If you love ethnic prints and patterns from India, Saffron Marigold is your shop. They stock everything from shower curtains to duvet covers, pillow shams, sheer curtains, and beyond. They design their own fabric and their artisans hand block print it in small lots. These tab curtains are so pretty for $23!
Bianca van Meeuwen of Hollabee is based in Australia but a native of the Netherlands, her Dutch heritage evident in her design aesthetic. Her clean modern designs are fresh and cheerful. Bianca designs the fabrics herself and has them hand screen printed by a professional screen printer in Melbourne.
Have you heard of Maramiki? She’s new to Etsy and based out of Chicago. I really like her screen printed floral designs, they look great! Welcome to Etsy Maramiki!
Here’s a few more textile designers who sell their own fabrics on Etsy. Just think of the projects you can work on with these lovely goods!
- Cicada Studio (Thanks, Dr. Andy!)
- Lara Cameron, though she just moved her shop I still want to include her since Etsy is where I purchased fabric from her last year. (Thank you for the reminder Bolt and Frolic!)
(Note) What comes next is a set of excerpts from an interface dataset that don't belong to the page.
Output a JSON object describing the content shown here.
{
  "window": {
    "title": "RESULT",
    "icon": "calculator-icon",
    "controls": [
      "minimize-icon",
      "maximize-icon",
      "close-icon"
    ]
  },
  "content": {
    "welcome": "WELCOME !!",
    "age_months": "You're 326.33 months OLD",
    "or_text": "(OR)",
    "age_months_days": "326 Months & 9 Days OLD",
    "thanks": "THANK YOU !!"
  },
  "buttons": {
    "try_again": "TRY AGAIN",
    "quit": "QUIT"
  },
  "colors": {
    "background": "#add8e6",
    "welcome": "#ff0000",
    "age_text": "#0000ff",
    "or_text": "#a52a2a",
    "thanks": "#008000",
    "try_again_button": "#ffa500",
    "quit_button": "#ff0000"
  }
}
- Jan DiCintio just told me about her store called Daisy Janie, along with the work of textile designer PataPri, whom I love and forget to include in this list so thanks Jan for emailing me!
- Miko Design in the Netherlands, thank you Erika for sharing your company with us, love your nesting dolls!
I’ll gladly add to this list if you’d like to email or comment below with your favorites.
(images linked above to source)
Welcome to a brand new weekly feature called Get Real. This will be a post for readers to jump in and voice opinions on topics relating to decorating, blogging, small business, and the design world in general. I’ll post a new topic and a few questions to get you started weekly on Thursdays. Then everyone is free to jump in and participate. If you have any questions that you would like addressed, please email your suggested topic to me and I’ll consider it for Get Real. This week we’re talking about trends…
Zig zags are hot, silhouettes remain strong, birds are big, what would you like to see become a more common design motif? An octopus? Seahorse? Fox? How about a shape? Maybe some polka dots? Nesting dolls? Deer? Please don’t say Spread legs!
Go ahead, throw some ideas out, maybe it will inspire the many lovely artists and designers who stop by and read this post. You never know who is reading, your idea may kick off the next big thing. This is also your space to vent about the motifs you can’t stand and why. It’s important to be honest about design because let’s face, everyone isn’t loving the exact same things and it’s okay to admit it!
I hope you enjoy Get Real!